Among the entries below, find the lines with the word "Please" and return them.

Entries from a dataset of interfaces:

------------------------

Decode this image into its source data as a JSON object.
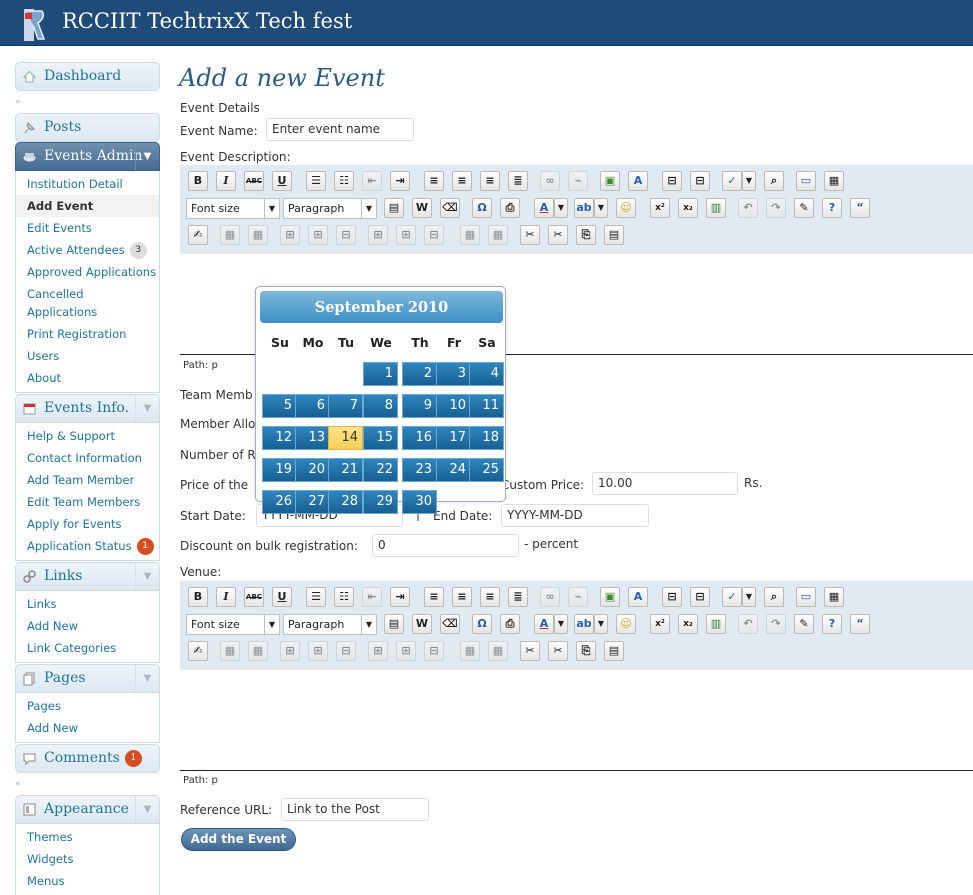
{
  "header": {
    "site_title": "RCCIIT TechtrixX Tech fest"
  },
  "menu": {
    "dashboard": "Dashboard",
    "posts": "Posts",
    "events_admin": {
      "label": "Events Admin",
      "items": [
        "Institution Detail",
        "Add Event",
        "Edit Events",
        "Active Attendees",
        "Approved Applications",
        "Cancelled Applications",
        "Print Registration",
        "Users",
        "About"
      ],
      "attendees_count": "3"
    },
    "events_info": {
      "label": "Events Info.",
      "items": [
        "Help & Support",
        "Contact Information",
        "Add Team Member",
        "Edit Team Members",
        "Apply for Events",
        "Application Status"
      ],
      "status_count": "1"
    },
    "links": {
      "label": "Links",
      "items": [
        "Links",
        "Add New",
        "Link Categories"
      ]
    },
    "pages": {
      "label": "Pages",
      "items": [
        "Pages",
        "Add New"
      ]
    },
    "comments": {
      "label": "Comments",
      "count": "1"
    },
    "appearance": {
      "label": "Appearance",
      "items": [
        "Themes",
        "Widgets",
        "Menus"
      ]
    }
  },
  "form": {
    "title": "Add a new Event",
    "section": "Event Details",
    "event_name_label": "Event Name:",
    "event_name_value": "Enter event name",
    "description_label": "Event Description:",
    "path_label": "Path: p",
    "team_members_label": "Team Memb",
    "member_allowed_label": "Member Allo",
    "number_label": "Number of R",
    "price_label": "Price of the",
    "custom_price_label": "Custom Price:",
    "custom_price_value": "10.00",
    "currency": "Rs.",
    "start_date_label": "Start Date:",
    "start_date_value": "YYYY-MM-DD",
    "divider": "|",
    "end_date_label": "End Date:",
    "end_date_value": "YYYY-MM-DD",
    "discount_label": "Discount on bulk registration:",
    "discount_value": "0",
    "discount_suffix": "- percent",
    "venue_label": "Venue:",
    "reference_label": "Reference URL:",
    "reference_value": "Link to the Post",
    "submit_label": "Add the Event"
  },
  "editor_toolbar": {
    "bold": "B",
    "italic": "I",
    "strike": "ABC",
    "underline": "U",
    "font_size": "Font size",
    "format": "Paragraph",
    "omega": "Ω",
    "text_color": "A",
    "superscript": "x²",
    "subscript": "x₂",
    "quote": "“"
  },
  "calendar": {
    "month": "September 2010",
    "weekdays": [
      "Su",
      "Mo",
      "Tu",
      "We",
      "Th",
      "Fr",
      "Sa"
    ],
    "days": [
      "1",
      "2",
      "3",
      "4",
      "5",
      "6",
      "7",
      "8",
      "9",
      "10",
      "11",
      "12",
      "13",
      "14",
      "15",
      "16",
      "17",
      "18",
      "19",
      "20",
      "21",
      "22",
      "23",
      "24",
      "25",
      "26",
      "27",
      "28",
      "29",
      "30"
    ],
    "today": "14"
  },
  "colors": {
    "header_bg": "#1e4b78",
    "link": "#21759b",
    "calendar_day": "#1f6fa6",
    "today": "#f9d866",
    "badge": "#d54e21"
  }
}
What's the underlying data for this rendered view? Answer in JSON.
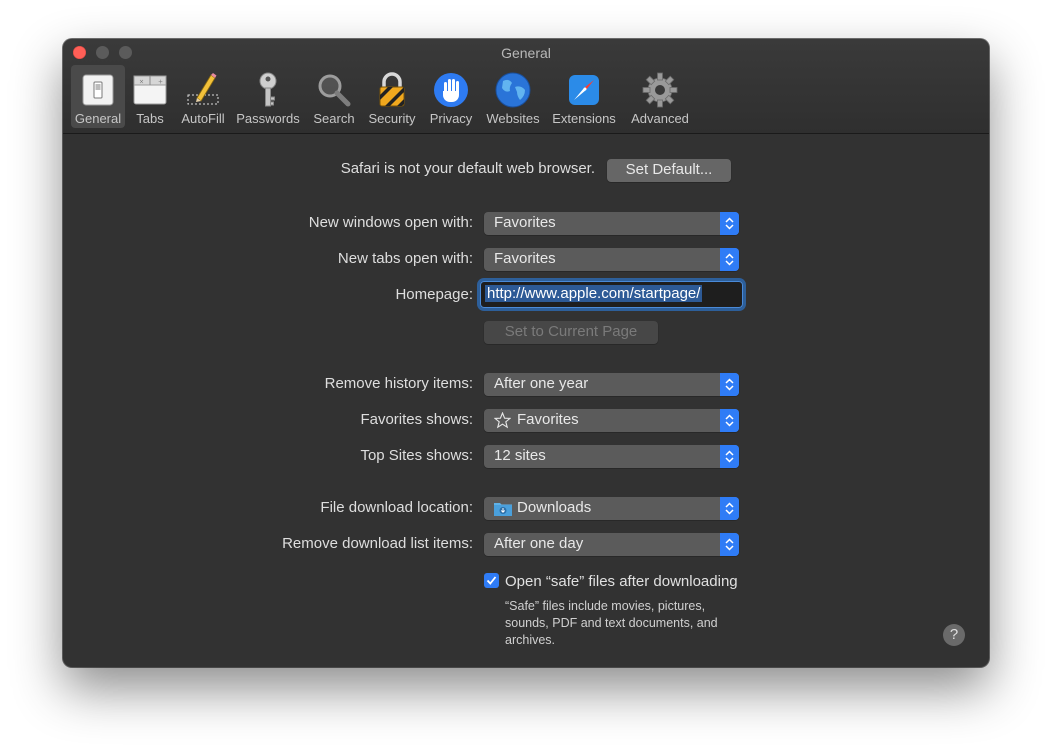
{
  "window": {
    "title": "General"
  },
  "toolbar": {
    "tabs": [
      {
        "label": "General",
        "icon": "general-switch-icon",
        "selected": true
      },
      {
        "label": "Tabs",
        "icon": "tabs-icon"
      },
      {
        "label": "AutoFill",
        "icon": "autofill-pencil-icon"
      },
      {
        "label": "Passwords",
        "icon": "key-icon"
      },
      {
        "label": "Search",
        "icon": "magnifier-icon"
      },
      {
        "label": "Security",
        "icon": "lock-icon"
      },
      {
        "label": "Privacy",
        "icon": "hand-icon"
      },
      {
        "label": "Websites",
        "icon": "globe-icon"
      },
      {
        "label": "Extensions",
        "icon": "compass-icon"
      },
      {
        "label": "Advanced",
        "icon": "gear-icon"
      }
    ]
  },
  "default_browser": {
    "message": "Safari is not your default web browser.",
    "button": "Set Default..."
  },
  "new_windows": {
    "label": "New windows open with:",
    "value": "Favorites"
  },
  "new_tabs": {
    "label": "New tabs open with:",
    "value": "Favorites"
  },
  "homepage": {
    "label": "Homepage:",
    "value": "http://www.apple.com/startpage/",
    "set_current_button": "Set to Current Page"
  },
  "remove_history": {
    "label": "Remove history items:",
    "value": "After one year"
  },
  "favorites_shows": {
    "label": "Favorites shows:",
    "value": "Favorites",
    "icon": "star-icon"
  },
  "top_sites": {
    "label": "Top Sites shows:",
    "value": "12 sites"
  },
  "download_location": {
    "label": "File download location:",
    "value": "Downloads",
    "icon": "downloads-folder-icon"
  },
  "remove_downloads": {
    "label": "Remove download list items:",
    "value": "After one day"
  },
  "open_safe": {
    "label": "Open “safe” files after downloading",
    "checked": true,
    "note_line1": "“Safe” files include movies, pictures,",
    "note_line2": "sounds, PDF and text documents, and",
    "note_line3": "archives."
  },
  "help": {
    "label": "?"
  },
  "colors": {
    "accent": "#2f7cf6",
    "window_bg": "#323232",
    "close": "#ff5f57"
  }
}
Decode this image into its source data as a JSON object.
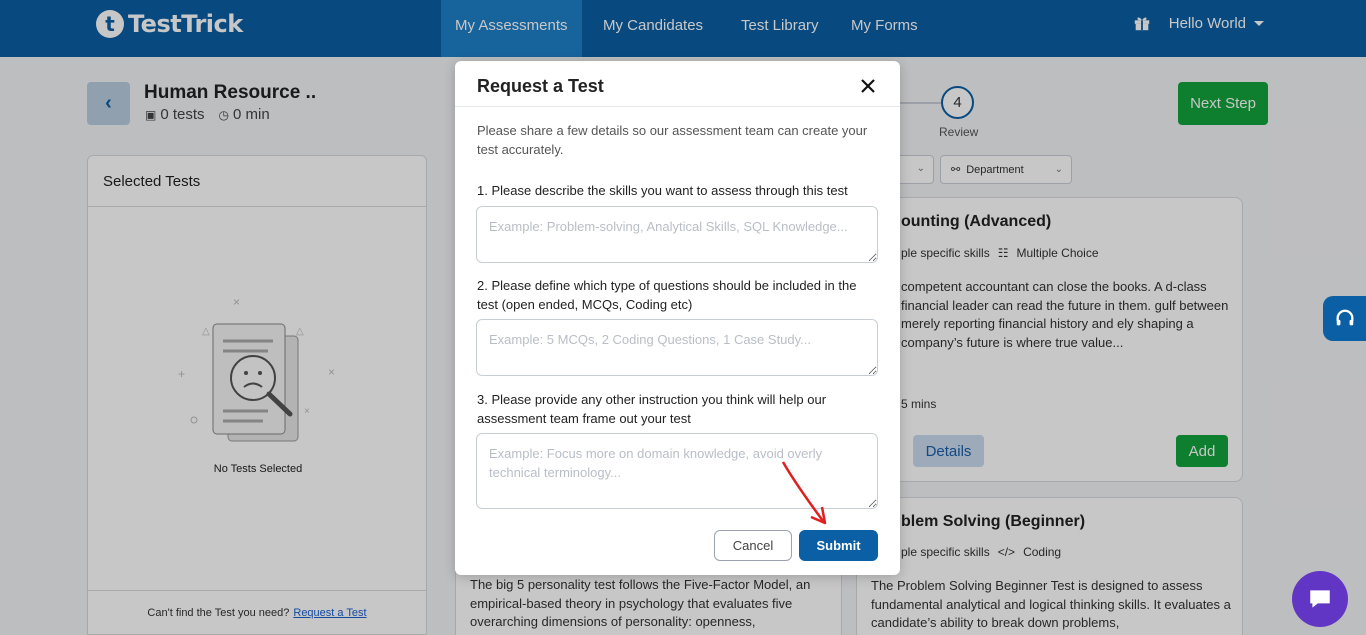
{
  "brand": {
    "logo_mark": "t",
    "name": "TestTrick"
  },
  "nav": {
    "items": [
      {
        "label": "My Assessments",
        "active": true
      },
      {
        "label": "My Candidates",
        "active": false
      },
      {
        "label": "Test Library",
        "active": false
      },
      {
        "label": "My Forms",
        "active": false
      }
    ],
    "user_greeting": "Hello World",
    "gift_icon": "gift-icon"
  },
  "header": {
    "back_icon": "‹",
    "title": "Human Resource ..",
    "tests_count": "0 tests",
    "duration": "0 min",
    "next_button": "Next Step",
    "step_number": "4",
    "step_label": "Review"
  },
  "left_panel": {
    "title": "Selected Tests",
    "empty_text": "No Tests Selected",
    "footer_text": "Can't find the Test you need?",
    "footer_link": "Request a Test"
  },
  "filters": {
    "department_label": "Department"
  },
  "cards": [
    {
      "title": "ounting (Advanced)",
      "tag_skills": "ple specific skills",
      "tag_type": "Multiple Choice",
      "description": "competent accountant can close the books. A d-class financial leader can read the future in them. gulf between merely reporting financial history and ely shaping a company’s future is where true value...",
      "duration": "5 mins",
      "details_label": "Details",
      "add_label": "Add"
    },
    {
      "title": "blem Solving (Beginner)",
      "tag_skills": "ple specific skills",
      "tag_type": "Coding",
      "description": "The Problem Solving Beginner Test is designed to assess fundamental analytical and logical thinking skills. It evaluates a candidate’s ability to break down problems,"
    },
    {
      "description": "The big 5 personality test follows the Five-Factor Model, an empirical-based theory in psychology that evaluates five overarching dimensions of personality: openness,"
    }
  ],
  "modal": {
    "title": "Request a Test",
    "intro": "Please share a few details so our assessment team can create your test accurately.",
    "questions": [
      {
        "label": "1. Please describe the skills you want to assess through this test",
        "placeholder": "Example: Problem-solving, Analytical Skills, SQL Knowledge...",
        "value": ""
      },
      {
        "label": "2. Please define which type of questions should be included in the test (open ended, MCQs, Coding etc)",
        "placeholder": "Example: 5 MCQs, 2 Coding Questions, 1 Case Study...",
        "value": ""
      },
      {
        "label": "3. Please provide any other instruction you think will help our assessment team frame out your test",
        "placeholder": "Example: Focus more on domain knowledge, avoid overly technical terminology...",
        "value": ""
      }
    ],
    "cancel_label": "Cancel",
    "submit_label": "Submit"
  },
  "colors": {
    "primary": "#0b5fa5",
    "success": "#12a33b",
    "annotation": "#e02020",
    "chat": "#6236c4"
  }
}
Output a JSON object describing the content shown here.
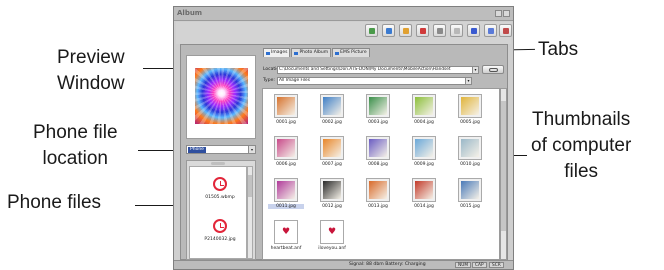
{
  "window": {
    "title": "Album"
  },
  "toolbar": {
    "icons": [
      "import-icon",
      "export-icon",
      "edit-icon",
      "delete-icon",
      "slideshow-icon",
      "rotate-left-icon",
      "rotate-right-icon",
      "info-icon",
      "print-icon"
    ]
  },
  "tabs": [
    {
      "label": "Images",
      "active": true
    },
    {
      "label": "Photo Album",
      "active": false
    },
    {
      "label": "EMS Picture",
      "active": false
    }
  ],
  "location": {
    "label": "Location:",
    "value": "C:\\Documents and Settings\\Don.ATS-DON\\My Documents\\MobileAction\\Handset"
  },
  "type": {
    "label": "Type:",
    "value": "All Image Files"
  },
  "phone": {
    "selected": "Phone"
  },
  "phone_files": [
    "01505.wbmp",
    "P2140032.jpg"
  ],
  "thumbnails": [
    {
      "name": "0001.jpg",
      "color": "#d6732e"
    },
    {
      "name": "0002.jpg",
      "color": "#3f7fc6"
    },
    {
      "name": "0003.jpg",
      "color": "#3a8f4a"
    },
    {
      "name": "0004.jpg",
      "color": "#8bbf3a"
    },
    {
      "name": "0005.jpg",
      "color": "#e0b43a"
    },
    {
      "name": "0006.jpg",
      "color": "#c84a8a"
    },
    {
      "name": "0007.jpg",
      "color": "#e8862a"
    },
    {
      "name": "0008.jpg",
      "color": "#6a5cc2"
    },
    {
      "name": "0009.jpg",
      "color": "#6aa8d8"
    },
    {
      "name": "0010.jpg",
      "color": "#9ab8c8"
    },
    {
      "name": "0011.jpg",
      "color": "#b03a9a"
    },
    {
      "name": "0012.jpg",
      "color": "#2a2a2a"
    },
    {
      "name": "0013.jpg",
      "color": "#d86a2a"
    },
    {
      "name": "0014.jpg",
      "color": "#c23a2a"
    },
    {
      "name": "0015.jpg",
      "color": "#4a7ab8"
    },
    {
      "name": "heartbeat.anf",
      "color": "#ffffff"
    },
    {
      "name": "iloveyou.anf",
      "color": "#ffffff"
    }
  ],
  "status": {
    "signal": "Signal: 88 dbm Battery: Charging",
    "num": "NUM",
    "cap": "CAP",
    "scr": "SCR"
  },
  "annotations": {
    "preview_line1": "Preview",
    "preview_line2": "Window",
    "location_line1": "Phone file",
    "location_line2": "location",
    "files": "Phone  files",
    "tabs": "Tabs",
    "thumbs_line1": "Thumbnails",
    "thumbs_line2": "of computer",
    "thumbs_line3": "files"
  }
}
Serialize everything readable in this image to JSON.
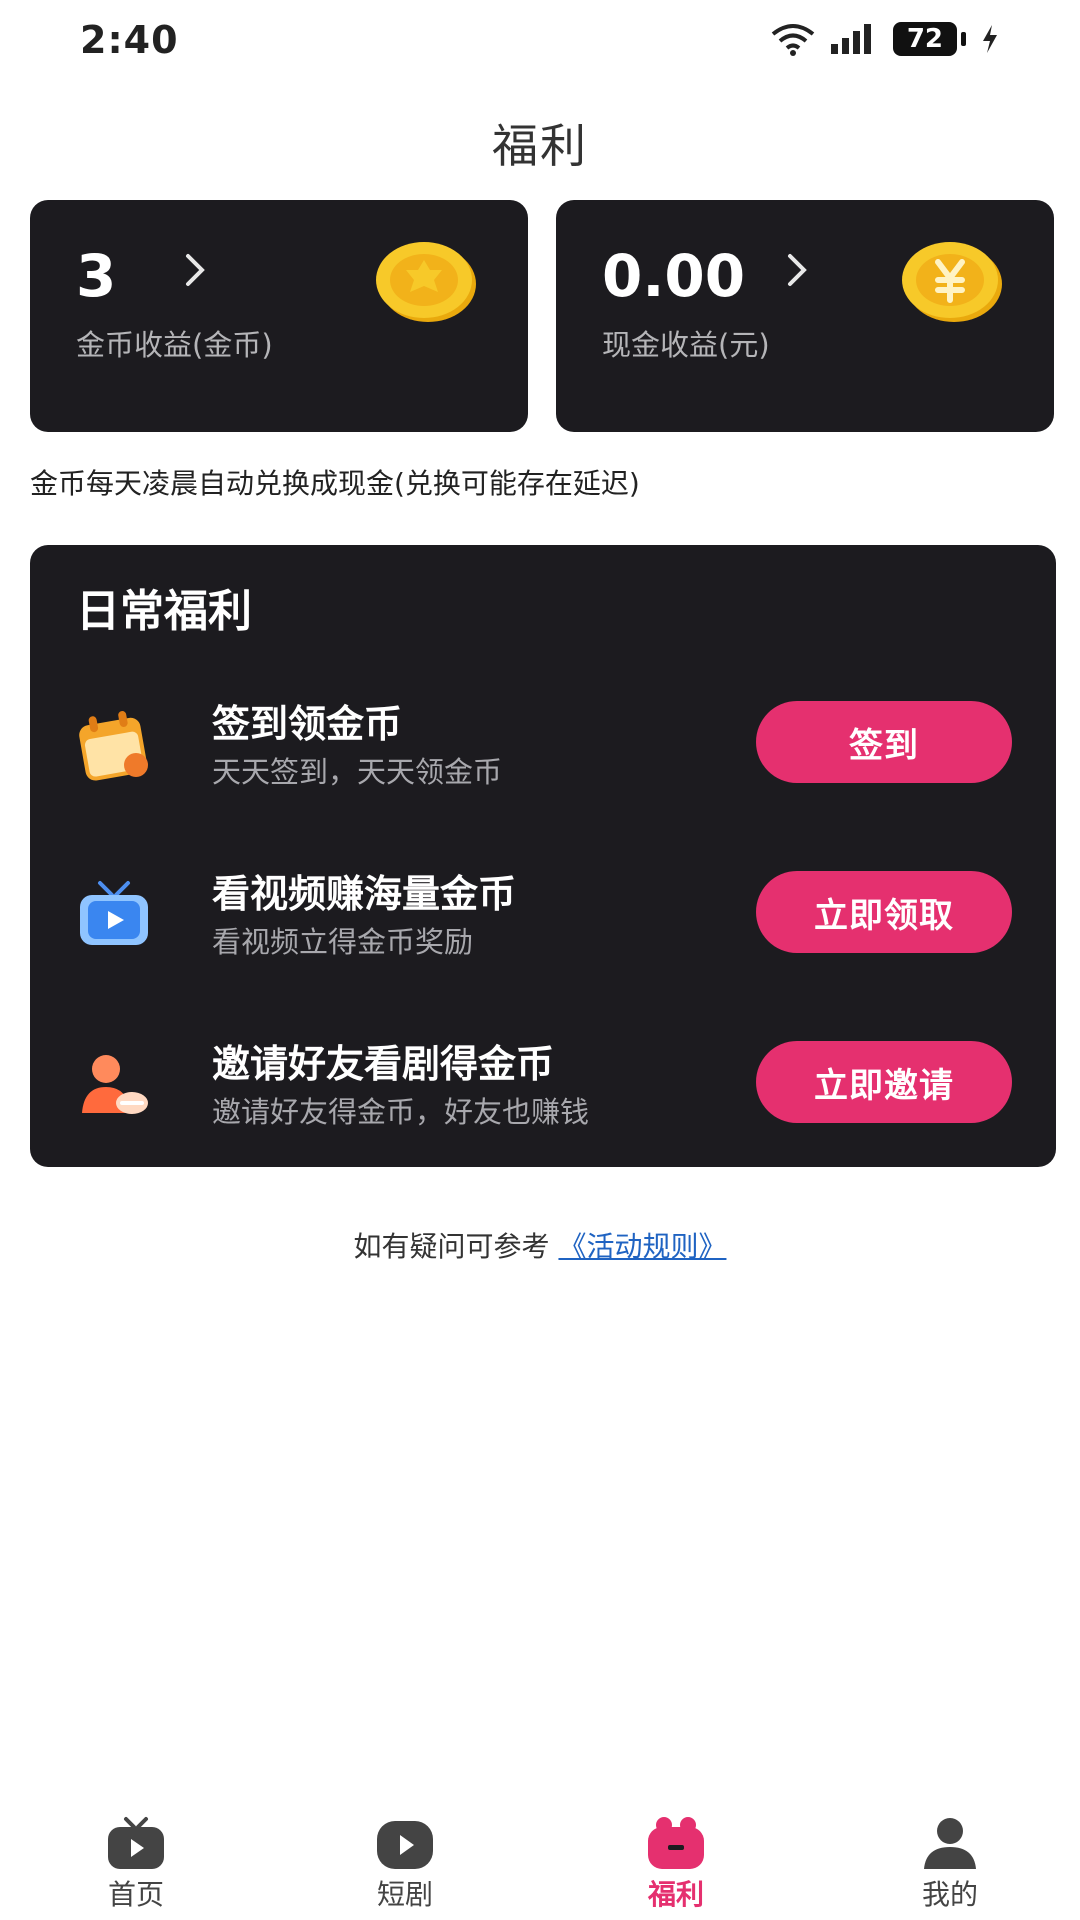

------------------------

■ Answer area:
    "intro": "Please share a few details so our assessment team can create your test accurately.",
        "label": "1. Please describe the skills you want to assess through this test",
        "label": "2. Please define which type of questions should be included in the test (open ended, MCQs, Coding etc)",
        "label": "3. Please provide any other instruction you think will help our assessment team frame out your test",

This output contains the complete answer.